TASK OBJECTIVE.
Search the entries for lines that contain the word "PRODUCT", and report each one found.

DATA FOR THE TASK.
━━━━━━━━━━━━━━━━━━━━━━━━━━━━━━

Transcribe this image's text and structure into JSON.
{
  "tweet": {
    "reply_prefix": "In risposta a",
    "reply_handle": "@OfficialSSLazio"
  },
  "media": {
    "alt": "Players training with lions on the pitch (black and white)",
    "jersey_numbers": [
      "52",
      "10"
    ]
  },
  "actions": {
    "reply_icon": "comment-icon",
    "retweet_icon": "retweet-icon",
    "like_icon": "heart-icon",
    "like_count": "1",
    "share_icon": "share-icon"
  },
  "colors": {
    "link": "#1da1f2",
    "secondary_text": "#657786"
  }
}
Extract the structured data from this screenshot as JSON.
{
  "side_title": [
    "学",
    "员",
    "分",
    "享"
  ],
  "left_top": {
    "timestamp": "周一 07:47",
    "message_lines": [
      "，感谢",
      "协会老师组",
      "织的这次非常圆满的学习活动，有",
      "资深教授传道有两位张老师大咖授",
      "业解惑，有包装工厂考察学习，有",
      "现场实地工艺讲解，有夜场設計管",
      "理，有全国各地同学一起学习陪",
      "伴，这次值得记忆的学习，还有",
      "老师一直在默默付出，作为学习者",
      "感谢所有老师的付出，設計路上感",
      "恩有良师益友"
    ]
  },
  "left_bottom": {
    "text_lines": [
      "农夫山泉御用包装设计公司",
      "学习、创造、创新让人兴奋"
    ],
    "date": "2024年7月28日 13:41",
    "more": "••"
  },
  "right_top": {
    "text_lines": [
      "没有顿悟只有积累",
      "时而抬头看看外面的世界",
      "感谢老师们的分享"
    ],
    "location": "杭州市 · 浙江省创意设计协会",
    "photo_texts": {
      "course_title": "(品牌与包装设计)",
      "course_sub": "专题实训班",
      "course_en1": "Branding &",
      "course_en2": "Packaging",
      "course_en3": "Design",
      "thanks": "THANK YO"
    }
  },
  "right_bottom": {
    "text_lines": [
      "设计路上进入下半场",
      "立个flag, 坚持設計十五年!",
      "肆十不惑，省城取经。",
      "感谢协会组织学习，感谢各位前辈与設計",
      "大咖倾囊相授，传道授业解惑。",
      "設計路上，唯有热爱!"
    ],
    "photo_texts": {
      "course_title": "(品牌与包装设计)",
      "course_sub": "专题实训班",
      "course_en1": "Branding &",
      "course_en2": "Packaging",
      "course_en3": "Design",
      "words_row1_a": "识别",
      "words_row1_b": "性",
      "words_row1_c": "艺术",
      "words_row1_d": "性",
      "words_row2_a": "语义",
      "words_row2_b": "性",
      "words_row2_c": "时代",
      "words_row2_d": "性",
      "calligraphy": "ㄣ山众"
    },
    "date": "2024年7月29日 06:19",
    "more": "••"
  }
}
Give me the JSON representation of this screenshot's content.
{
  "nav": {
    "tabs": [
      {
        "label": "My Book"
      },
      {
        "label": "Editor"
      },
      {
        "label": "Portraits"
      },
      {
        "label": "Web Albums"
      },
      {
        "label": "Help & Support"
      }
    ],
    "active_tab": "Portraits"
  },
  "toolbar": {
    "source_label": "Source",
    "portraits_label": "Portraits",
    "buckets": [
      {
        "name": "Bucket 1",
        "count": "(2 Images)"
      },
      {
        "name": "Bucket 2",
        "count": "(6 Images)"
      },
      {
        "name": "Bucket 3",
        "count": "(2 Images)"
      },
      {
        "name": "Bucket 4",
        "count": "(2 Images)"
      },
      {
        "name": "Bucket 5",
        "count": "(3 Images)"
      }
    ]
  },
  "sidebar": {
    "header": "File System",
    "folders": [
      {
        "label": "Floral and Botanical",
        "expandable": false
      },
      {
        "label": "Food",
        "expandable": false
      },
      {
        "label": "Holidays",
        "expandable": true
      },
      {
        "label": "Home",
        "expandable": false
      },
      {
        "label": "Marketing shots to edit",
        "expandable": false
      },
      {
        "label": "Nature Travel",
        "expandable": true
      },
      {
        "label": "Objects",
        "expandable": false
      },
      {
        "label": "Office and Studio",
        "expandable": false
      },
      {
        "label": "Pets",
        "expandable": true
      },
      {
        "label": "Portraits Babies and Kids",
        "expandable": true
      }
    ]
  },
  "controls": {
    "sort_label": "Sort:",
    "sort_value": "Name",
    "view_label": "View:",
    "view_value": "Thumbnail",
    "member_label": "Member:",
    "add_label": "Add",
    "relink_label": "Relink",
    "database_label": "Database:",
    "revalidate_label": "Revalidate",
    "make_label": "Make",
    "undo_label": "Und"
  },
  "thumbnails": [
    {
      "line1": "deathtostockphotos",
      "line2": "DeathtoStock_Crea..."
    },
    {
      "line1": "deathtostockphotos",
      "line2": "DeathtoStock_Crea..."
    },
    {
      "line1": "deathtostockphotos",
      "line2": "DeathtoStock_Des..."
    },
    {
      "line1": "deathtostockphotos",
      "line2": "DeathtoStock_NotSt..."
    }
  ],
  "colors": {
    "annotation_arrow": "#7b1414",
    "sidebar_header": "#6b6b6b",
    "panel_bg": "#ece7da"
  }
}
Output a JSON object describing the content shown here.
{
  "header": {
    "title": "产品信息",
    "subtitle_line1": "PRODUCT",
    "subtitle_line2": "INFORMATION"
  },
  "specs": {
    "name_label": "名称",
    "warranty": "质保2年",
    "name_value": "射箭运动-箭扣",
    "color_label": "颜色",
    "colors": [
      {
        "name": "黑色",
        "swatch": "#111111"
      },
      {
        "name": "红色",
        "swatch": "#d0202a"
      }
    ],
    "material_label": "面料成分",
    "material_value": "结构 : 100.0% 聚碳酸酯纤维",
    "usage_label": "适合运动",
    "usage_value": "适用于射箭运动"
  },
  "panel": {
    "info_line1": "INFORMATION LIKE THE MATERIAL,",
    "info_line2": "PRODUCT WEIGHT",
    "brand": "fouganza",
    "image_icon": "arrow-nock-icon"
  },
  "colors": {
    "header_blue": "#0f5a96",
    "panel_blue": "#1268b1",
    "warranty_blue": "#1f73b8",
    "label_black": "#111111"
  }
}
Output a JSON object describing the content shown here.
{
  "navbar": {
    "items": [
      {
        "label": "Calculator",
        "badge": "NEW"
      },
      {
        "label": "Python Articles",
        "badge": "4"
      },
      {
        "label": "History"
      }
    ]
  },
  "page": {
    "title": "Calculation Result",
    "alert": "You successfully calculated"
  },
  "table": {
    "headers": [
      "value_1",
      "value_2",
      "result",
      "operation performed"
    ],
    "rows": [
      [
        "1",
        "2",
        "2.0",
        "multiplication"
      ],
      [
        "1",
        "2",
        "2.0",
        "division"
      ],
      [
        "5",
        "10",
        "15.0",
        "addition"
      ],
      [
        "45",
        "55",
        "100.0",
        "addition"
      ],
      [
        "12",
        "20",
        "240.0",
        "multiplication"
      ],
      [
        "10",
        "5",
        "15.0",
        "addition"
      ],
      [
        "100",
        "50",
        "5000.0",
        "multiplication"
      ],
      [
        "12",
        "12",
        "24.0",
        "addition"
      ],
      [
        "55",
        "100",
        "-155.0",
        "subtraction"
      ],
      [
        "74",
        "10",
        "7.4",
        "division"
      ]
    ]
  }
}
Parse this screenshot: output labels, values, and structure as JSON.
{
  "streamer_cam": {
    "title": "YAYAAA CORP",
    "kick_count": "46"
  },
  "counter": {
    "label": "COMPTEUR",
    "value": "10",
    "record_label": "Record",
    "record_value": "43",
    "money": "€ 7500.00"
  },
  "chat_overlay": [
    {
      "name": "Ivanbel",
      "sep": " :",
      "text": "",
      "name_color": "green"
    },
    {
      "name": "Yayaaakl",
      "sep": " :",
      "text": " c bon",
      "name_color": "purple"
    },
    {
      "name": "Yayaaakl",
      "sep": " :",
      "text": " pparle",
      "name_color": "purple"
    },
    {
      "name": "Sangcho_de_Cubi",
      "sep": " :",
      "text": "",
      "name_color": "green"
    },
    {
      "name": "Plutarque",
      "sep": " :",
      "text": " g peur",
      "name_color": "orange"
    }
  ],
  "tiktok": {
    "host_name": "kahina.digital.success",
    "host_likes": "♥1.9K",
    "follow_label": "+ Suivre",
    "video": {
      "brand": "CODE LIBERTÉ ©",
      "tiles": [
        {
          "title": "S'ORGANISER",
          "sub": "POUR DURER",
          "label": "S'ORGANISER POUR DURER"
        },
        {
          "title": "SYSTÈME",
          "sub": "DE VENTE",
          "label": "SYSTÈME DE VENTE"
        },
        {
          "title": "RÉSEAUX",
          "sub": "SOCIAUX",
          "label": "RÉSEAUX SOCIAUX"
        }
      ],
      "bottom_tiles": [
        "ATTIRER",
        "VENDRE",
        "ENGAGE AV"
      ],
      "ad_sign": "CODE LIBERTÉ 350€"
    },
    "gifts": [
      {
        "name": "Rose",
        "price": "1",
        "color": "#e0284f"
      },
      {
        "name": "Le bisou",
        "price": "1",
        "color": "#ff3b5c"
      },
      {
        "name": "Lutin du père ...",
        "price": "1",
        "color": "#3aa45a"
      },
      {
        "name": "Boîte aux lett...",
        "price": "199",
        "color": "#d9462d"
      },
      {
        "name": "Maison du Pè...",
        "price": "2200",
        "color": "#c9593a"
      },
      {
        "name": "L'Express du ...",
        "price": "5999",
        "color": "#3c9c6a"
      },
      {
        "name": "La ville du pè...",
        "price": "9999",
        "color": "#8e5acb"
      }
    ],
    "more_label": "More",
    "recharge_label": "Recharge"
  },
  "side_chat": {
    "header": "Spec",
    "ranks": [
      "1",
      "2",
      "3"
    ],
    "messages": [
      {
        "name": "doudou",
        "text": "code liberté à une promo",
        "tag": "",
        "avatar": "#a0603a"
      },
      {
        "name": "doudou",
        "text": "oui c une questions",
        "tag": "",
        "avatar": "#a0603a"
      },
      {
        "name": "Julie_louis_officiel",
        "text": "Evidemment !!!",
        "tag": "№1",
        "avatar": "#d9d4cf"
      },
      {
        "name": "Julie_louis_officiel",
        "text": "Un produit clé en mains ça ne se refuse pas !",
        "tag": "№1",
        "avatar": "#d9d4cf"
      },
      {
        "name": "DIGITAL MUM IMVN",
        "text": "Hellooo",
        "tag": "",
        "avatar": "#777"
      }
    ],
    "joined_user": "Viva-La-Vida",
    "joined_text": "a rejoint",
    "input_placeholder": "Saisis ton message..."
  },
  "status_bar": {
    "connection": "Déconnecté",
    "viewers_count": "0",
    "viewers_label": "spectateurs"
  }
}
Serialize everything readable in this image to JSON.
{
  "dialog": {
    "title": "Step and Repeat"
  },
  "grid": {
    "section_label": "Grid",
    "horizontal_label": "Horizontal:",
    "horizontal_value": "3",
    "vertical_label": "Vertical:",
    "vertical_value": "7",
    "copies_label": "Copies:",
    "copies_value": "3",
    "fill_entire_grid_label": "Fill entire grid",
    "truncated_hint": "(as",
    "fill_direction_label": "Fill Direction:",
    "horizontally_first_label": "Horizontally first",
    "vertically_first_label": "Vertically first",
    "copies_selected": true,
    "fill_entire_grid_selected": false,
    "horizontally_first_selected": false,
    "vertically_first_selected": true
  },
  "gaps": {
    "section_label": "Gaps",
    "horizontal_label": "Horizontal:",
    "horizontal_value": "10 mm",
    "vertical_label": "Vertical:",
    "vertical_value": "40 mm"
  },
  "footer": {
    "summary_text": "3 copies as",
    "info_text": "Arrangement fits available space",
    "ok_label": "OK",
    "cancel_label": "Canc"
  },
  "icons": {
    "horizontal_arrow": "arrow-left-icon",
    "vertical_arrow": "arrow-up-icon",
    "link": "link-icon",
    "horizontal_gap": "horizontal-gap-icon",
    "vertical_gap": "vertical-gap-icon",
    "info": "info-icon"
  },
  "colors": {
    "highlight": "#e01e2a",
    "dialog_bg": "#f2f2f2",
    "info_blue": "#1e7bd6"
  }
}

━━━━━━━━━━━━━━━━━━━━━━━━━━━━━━

EXERCISE RESULT.
    "subtitle_line1": "PRODUCT",
    "info_line2": "PRODUCT WEIGHT",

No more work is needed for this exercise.